Hypnotic suggestion reduces conflict in the human brain.
Many studies have suggested that conflict monitoring involves the anterior cingulate cortex (ACC). We previously showed that a specific hypnotic suggestion reduces involuntary conflict and alters information processing in highly hypnotizable individuals. Hypothesizing that such conflict reduction would be associated with decreased ACC activation, we combined neuroimaging methods to provide high temporal and spatial resolution and studied highly and less-hypnotizable participants both with and without a suggestion to interpret visual words as nonsense strings. Functional MRI data revealed that under posthypnotic suggestion, both ACC and visual areas presented reduced activity in highly hypnotizable persons compared with either no-suggestion or less-hypnotizable controls. Scalp electrode recordings in highly hypnotizable subjects also showed reductions in posterior activation under suggestion, indicating visual system alterations.
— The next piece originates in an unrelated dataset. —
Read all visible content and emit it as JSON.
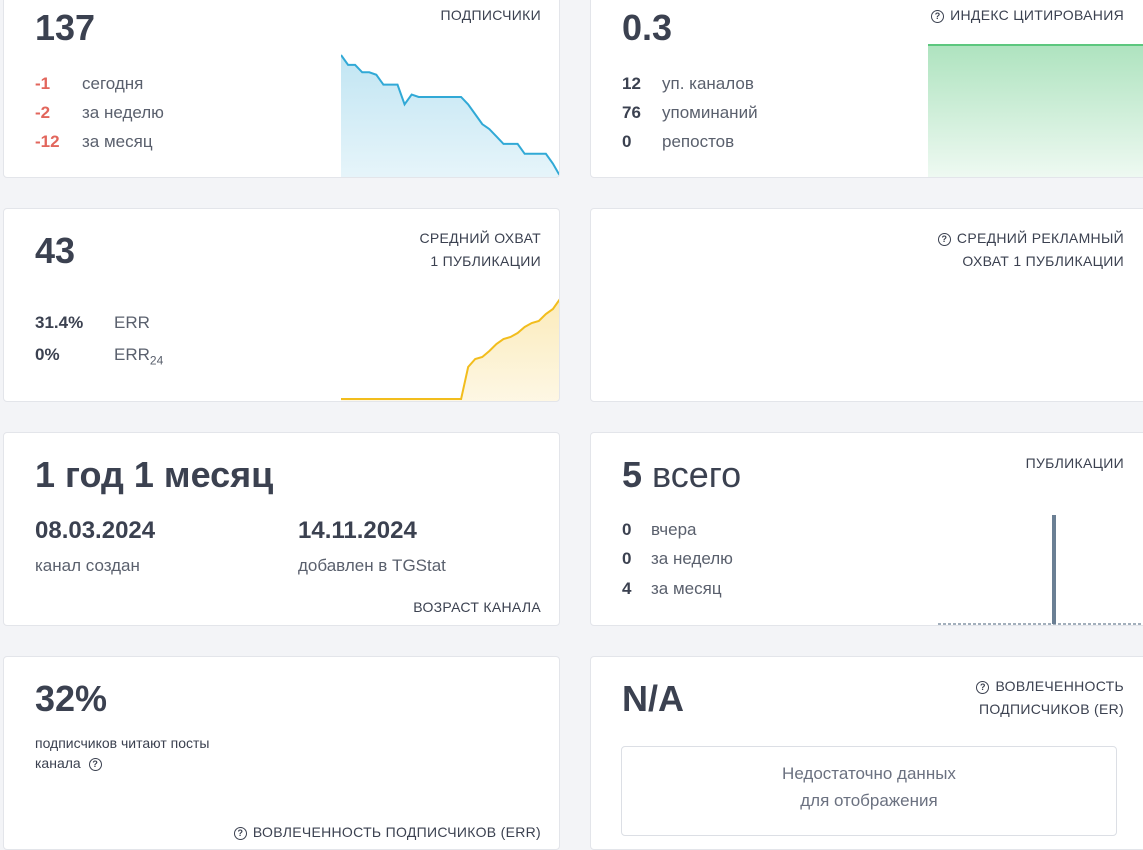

Our findings illuminate how suggestion affects cognitive control by modulating activity in specific brain areas, including early visual modules, and provide a more scientific account relating the neural effects of suggestion to placebo.